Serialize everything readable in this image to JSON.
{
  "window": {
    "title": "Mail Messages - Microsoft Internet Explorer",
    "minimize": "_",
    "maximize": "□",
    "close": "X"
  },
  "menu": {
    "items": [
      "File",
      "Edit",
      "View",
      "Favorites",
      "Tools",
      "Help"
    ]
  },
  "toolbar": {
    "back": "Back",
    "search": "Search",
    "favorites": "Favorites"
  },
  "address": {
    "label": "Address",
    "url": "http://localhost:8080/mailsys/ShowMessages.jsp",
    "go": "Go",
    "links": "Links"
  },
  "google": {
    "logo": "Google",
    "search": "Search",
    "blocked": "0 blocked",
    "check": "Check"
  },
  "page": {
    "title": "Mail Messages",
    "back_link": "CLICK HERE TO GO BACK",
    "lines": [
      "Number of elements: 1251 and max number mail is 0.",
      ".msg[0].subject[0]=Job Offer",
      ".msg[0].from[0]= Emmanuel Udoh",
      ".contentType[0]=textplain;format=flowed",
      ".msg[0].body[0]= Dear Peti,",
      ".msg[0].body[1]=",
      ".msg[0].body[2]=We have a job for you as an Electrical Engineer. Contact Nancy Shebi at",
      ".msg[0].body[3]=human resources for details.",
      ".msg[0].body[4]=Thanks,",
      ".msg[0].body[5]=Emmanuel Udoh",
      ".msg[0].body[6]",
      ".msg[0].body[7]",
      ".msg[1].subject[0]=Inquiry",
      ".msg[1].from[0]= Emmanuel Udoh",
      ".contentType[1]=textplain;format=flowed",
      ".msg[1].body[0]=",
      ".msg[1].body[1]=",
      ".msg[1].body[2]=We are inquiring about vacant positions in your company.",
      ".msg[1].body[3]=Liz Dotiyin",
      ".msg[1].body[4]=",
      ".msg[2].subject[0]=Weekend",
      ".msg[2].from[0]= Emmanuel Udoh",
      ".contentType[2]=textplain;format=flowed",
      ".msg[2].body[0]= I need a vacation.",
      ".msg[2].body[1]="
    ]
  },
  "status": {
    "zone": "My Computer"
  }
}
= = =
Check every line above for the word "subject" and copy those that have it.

      ".msg[0].subject[0]=Job Offer",
      ".msg[1].subject[0]=Inquiry",
      ".msg[2].subject[0]=Weekend",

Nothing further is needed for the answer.